Rev. Jim Jones grew up in central Oklahoma and serves as the pastor at Highland Park United Methodist Church in Stillwater and is adjunct instructor at Northern Oklahoma College- Stillwater.

An Open Letter To My Nineteen-Year-Old Self

Last month I celebrated my 38th birthday. So, I suppose from one
perspective I’ve been 19 twice. Being 19 the first time was hard
enough. That guy made some decisions he really shouldn’t have. He made
some good ones, too.

I was wondering what it would look like for my 38-year-old self to sit
down and have coffee with my 19-year-old self. Here are some thoughts I’d
want to share with him.

There is just the right amount of time.
A college student once explained to me there were three things in the
world—school work, a social life, and sleep—and as a student you had
to pick two out of those three. I call B.S. on that idea. You have the
same 24 hours a day as every other human being on the planet has had
since time began. Don’t buy into the lie that there’s not enough time.

The trick to learn is discerning what really matters. Learn to tell
the difference between the “big rocks” and everything else. Get a
daily planner and start writing everything down. Don’t compromise your
“big rocks.”  Plan ahead. Think about what kind of person you want to
be when you’re 25, when you’re 30, when you’re 50.

Read the Bible and pray every day.
Make time for this. Even when you don’t feel like it. This is a “big
rock.” These things feed your soul. And your soul lasts a lot longer
than your GPA or happy hour.

Do these things with other people as frequently as possible. It’s not
enough to pray and read the Bible by yourself. You are hard-wired for 
community. Even if you’re an introvert. Being with God is best when
it’s done with others.

Belong to people.
This is really what being part of a local church means. Don’t just go
to church. Belong to people. Belong to people who don’t look like you.
You need some older people in your life. And believe it or not, they
need you in theirs.

Break up with her/him.
The odds are stacked that your relationships with the same gender are
going to last far longer than those of the opposite. Invest your time

More often than not, when we say the words “I love you,” what we’re
really saying is, “I love me, and I want to use you.” I’m devastated
remembering the times I’ve said the former and really meant the
latter, as well as the times I thought I heard the former but was
really being told the latter.

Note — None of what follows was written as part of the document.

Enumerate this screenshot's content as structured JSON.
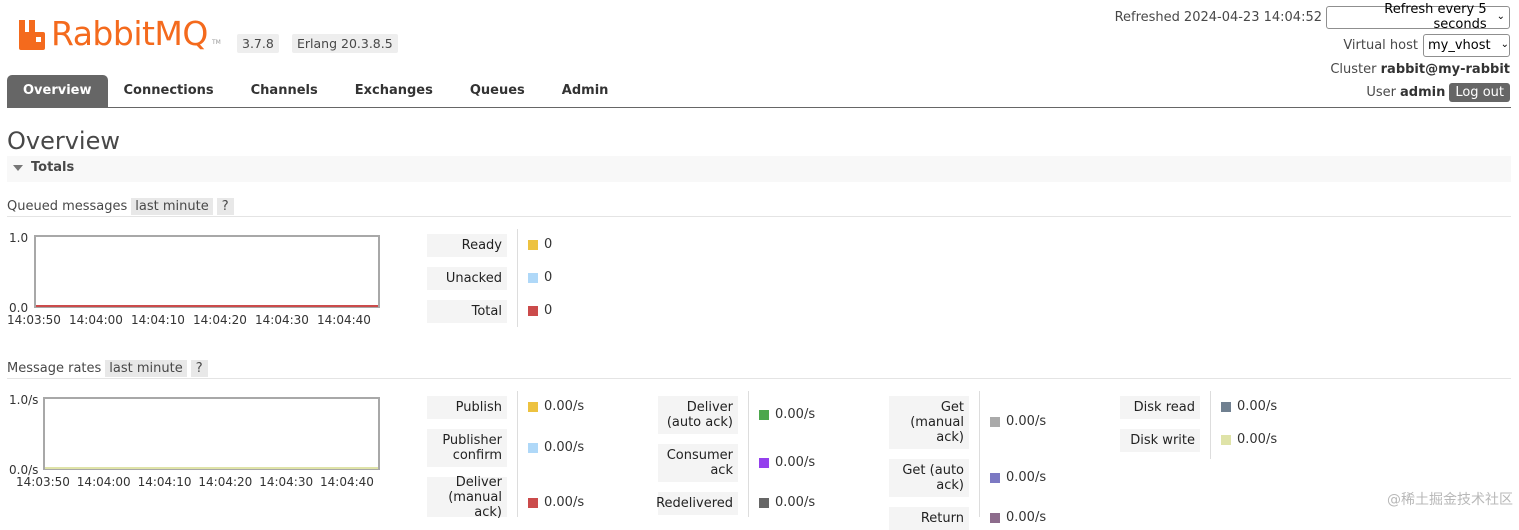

Be good to your mom.
Maybe she hides it well, maybe she doesn’t, but she’s freaking out
right now. The dynamic of your relationship is evolving, and when your
mom sees you, she still sees her little 5-year-old who wants to
cuddle. So don’t be a jerk. This is 10x if you’re the oldest kid in
your family. Call her regularly. Tell her what’s going in your life.
She’s still your biggest fan.

Figure out what you’re good at and how to talk to people about it.
Get good at two different things. Combine them. You know how to code?
You know the world of social work? Now you can build websites for
non-profits. Know what you’re good at and get comfortable telling
other people how awesome you are at it. Then people will give you
money. This is called a job and a career, and this strategy is 
infinitely more effective than a degree and a resume.

Figure out how to be more curious about everything.
Never stop learning. You brain is a muscle, so exercise it. Make it a
habit to write down 10 ideas every day. They can be absurd. They can
be practical. Just exercise your “idea muscle.”

Ask questions about everything. Be curious about the world. About
other cultures. About other people. About God. About yourself. Wonder
how things work.

And then, when you’re 38, you should have a whole catalogue of good
stories to tell a 19 year old.

By Peter White. Peter is a spiritual director and blogs at The Sabbath Life. He’s an ordained deacon in the United Methodist Church, serving at Restore Hope Ministries. He lives in Tulsa with his wife and two toddlers.